Only a minority of RNAs transcribed in a human cell goes on to template protein production, according to a 2007 assessment of the human genome by the Encyclopedia of DNA Elements (ENCODE) Project Consortium, which was funded by the National Human Genome Research Institute. The rest of the RNAs are dubbed non-coding RNAs (ncRNAs), with those located between protein-coding genes and with lengths of 200 base pairs or longer referred to as lincRNAs.

Despite their prevalence in the cell, lincRNAs have been referred to as the "dark matter" of all the transcribed RNAs because little is known of their functions or mechanisms. One limitation to studying this class of RNAs is their low sequence similarity between species. Unlike protein-coding genes, which are frequently well-conserved between species, lincRNA genes typically have a very small bit of conserved DNA between species, if any. This lack of conservation makes identification of related lincRNAs difficult in closely related species and nearly impossible in distantly related species.

For example, Bartel lab scientists Igor Ulitsky and Alena Shkumatava identified more than 500 lincRNAs in zebrafish but found that only 29 of these have homologs in both humans and mice.

Ulitsky and Shkumatava, who report their findings in this week's issue of the journal Cell, tested the function of two of the 29 lincRNAs by knocking them down in zebrafish embryos. Both knockdowns had striking effects on the zebrafish's brain development. Reduction of one of the lincRNAs, which they called cyrano, caused the zebrafish to have enlarged snouts, small heads and eyes, and short, curly tails, while the zebrafish lacking the lincRNA they called megamind had abnormally shaped heads and enlarged brain ventricles.

To test if the human homologs of the cyrano and megamind lincRNAs are functionally equivalent, Shkumatava injected the human versions into the knocked-down zebrafish. Remarkably, the human lincRNAs rescued the zebrafish and restored brain development and head size for both lincRNAs, indicating that the human lincRNAs may have the same role in embryonic development as their zebrafish analogs.

"This work represents a major advance because it provides a framework for studying lincRNAs, a poorly understood, but abundant class of molecules," says Michael Bender, who oversees RNA processing and function grants at the National Institutes of Health's National Institute of General Medical Sciences, which partially funded the work. "The discovery that human lincRNAs appear to function much like their zebrafish counterparts in embryonic development suggests that the framework will prove valuable in bringing new insights on the roles played by lincRNAs in mammalian organisms."

The zebrafish is already a powerful tool for studying genetics.

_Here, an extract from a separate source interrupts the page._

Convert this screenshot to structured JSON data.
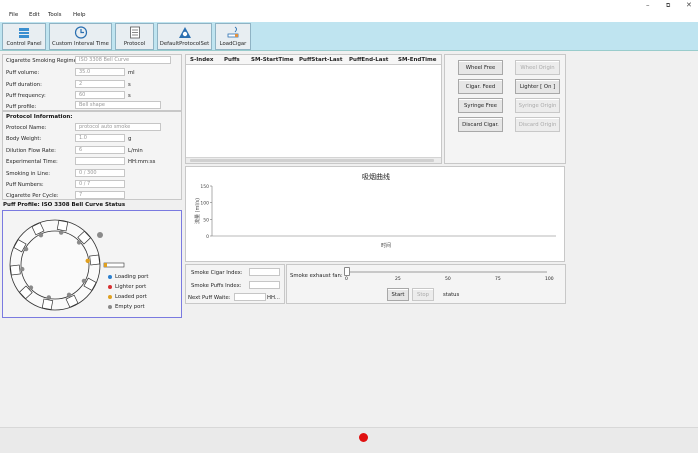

Whitehead Member Hazel Sive, who collaborated with Bartel and his lab members on the Cell paper, uses zebrafish to study brain development and genetic mutations linked to autism.

Says Sive, "The zebrafish is a fantastic, facile system for discovering the mechanisms by which genes work."

"We humans share with zebrafish this subset of ancient, peculiar genes, and the functionality has been retained in them," says Ulitsky. "We can perturb them in zebrafish and then replace them with the human ones and, at least in the lincRNAs we look at, the human ones function to restore proper development."

"Because of this functional conservation of lincRNAs between zebrafish and humans, we're introducing the zebrafish as a new vertebrate tool that could be used basically to uncover the functions of other lincRNAs," says Shkumatava.

This work was supported by the National Institutes of Health's (NIH's) National Institute of General Medical Sciences (NIGMS), European Molecular Biology Organization (EMBO), Human Frontiers Science Program, and the National Science Foundation (NSF).

David Bartel is a Member at Whitehead Institute for Biomedical Research, where his laboratory is located and all his research is conducted. He is also a Howard Hughes Medical Institute Investigator and a professor of biology at Massachusetts Institute of Technology.

Full Citation:
"Conserved function of lincRNAs in vertebrate embryonic development despite rapid sequence evolution" Cell, December 23, 2011

Original article: http://www.wi.mit.edu/news/archives/2011/db_1222.html